In October the General Assembly had called for “an immediate, durable and sustained humanitarian truce leading to a cessation of hostilities” in a resolution adopted with 121 votes in favour, 14 against – including the US – and 44 abstentions.
Some diplomats predict the resolution on Tuesday would garner greater support than the previous motion.
“The US is looking more and more isolated on the international arena and that is not a good place for the United Nations and President Biden to be,” Salman Shaikh, a policy adviser at The Shaikh Group told Al Jazeera.
Canada, Australia and New Zealand issued support for a ceasefire in Gaza in a joint statement on Tuesday.
In Gaza, Israeli shelling targeted both a hospital and an UNWRA school in northern Gaza.

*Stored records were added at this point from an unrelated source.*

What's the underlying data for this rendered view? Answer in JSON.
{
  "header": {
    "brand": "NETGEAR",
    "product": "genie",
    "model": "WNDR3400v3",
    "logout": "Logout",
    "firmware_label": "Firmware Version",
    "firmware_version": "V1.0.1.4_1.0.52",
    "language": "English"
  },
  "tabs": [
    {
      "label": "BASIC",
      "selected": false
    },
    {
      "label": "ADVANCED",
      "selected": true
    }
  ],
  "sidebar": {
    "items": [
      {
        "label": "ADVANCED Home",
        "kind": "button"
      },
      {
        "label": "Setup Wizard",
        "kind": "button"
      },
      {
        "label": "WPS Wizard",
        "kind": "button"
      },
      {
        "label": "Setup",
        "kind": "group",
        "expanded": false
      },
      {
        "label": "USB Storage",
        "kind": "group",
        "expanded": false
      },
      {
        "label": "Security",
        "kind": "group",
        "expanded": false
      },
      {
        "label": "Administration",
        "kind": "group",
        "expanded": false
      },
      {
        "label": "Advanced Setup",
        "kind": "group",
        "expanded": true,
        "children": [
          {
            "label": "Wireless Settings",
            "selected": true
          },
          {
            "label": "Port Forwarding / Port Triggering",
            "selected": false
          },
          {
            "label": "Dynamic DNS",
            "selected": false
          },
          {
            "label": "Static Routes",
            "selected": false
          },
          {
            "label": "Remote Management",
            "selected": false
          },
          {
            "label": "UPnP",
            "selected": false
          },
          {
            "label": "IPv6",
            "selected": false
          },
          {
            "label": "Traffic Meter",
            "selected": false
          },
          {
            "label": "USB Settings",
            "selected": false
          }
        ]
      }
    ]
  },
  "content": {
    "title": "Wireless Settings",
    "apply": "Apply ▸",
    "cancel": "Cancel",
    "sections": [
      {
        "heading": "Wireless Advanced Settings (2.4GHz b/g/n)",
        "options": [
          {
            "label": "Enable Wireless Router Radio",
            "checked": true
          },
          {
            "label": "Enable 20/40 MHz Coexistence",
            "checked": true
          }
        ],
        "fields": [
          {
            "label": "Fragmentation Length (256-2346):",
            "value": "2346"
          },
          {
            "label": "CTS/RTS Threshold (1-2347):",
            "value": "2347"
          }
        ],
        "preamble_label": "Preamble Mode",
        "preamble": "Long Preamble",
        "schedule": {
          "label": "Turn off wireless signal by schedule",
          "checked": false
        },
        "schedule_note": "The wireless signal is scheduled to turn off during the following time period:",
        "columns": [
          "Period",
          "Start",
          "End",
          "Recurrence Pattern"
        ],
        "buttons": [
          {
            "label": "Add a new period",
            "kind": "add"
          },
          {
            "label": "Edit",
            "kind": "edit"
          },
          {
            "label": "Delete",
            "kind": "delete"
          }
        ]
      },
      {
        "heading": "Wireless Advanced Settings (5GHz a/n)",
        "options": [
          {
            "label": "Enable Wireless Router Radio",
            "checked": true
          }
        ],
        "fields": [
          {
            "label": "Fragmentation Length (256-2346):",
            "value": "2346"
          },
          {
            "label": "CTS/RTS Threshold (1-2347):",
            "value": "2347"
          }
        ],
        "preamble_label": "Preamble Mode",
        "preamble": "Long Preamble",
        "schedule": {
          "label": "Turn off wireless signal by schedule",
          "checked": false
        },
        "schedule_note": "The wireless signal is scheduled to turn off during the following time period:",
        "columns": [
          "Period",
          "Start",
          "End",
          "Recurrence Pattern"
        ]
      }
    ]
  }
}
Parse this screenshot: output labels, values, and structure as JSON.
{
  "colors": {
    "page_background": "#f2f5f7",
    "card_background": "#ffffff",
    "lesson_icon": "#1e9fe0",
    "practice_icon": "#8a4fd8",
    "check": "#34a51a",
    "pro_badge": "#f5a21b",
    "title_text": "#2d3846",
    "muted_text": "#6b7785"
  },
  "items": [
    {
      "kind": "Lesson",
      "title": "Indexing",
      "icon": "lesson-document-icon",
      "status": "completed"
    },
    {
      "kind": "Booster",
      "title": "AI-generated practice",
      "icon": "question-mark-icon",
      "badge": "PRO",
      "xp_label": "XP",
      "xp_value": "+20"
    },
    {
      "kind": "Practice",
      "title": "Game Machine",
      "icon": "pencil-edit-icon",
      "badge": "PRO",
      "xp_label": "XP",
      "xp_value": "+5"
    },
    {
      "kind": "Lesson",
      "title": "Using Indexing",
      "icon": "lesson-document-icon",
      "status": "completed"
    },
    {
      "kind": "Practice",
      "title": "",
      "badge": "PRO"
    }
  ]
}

In Khan Younis, southern Gaza’s main city, residents said Israeli tank shelling was now focused on the city centre.
United Nations human rights chief Volker Turk described the situation in Gaza as “well beyond breakdown”, and another UN agency said that 18 percent of Gaza’s infrastructure had been destroyed since the war began.
“If you look at the humanitarian situation at the moment, it is so precarious … extremely precarious,” Turk said. “It’s on the verge of well beyond breakdown.”
The UN’s satellite analysis agency UNOSAT examined high-resolution satellite images to determine that nearly 40,000 buildings have been destroyed in the besieged enclave, with 80 percent of the damage in northern Gaza.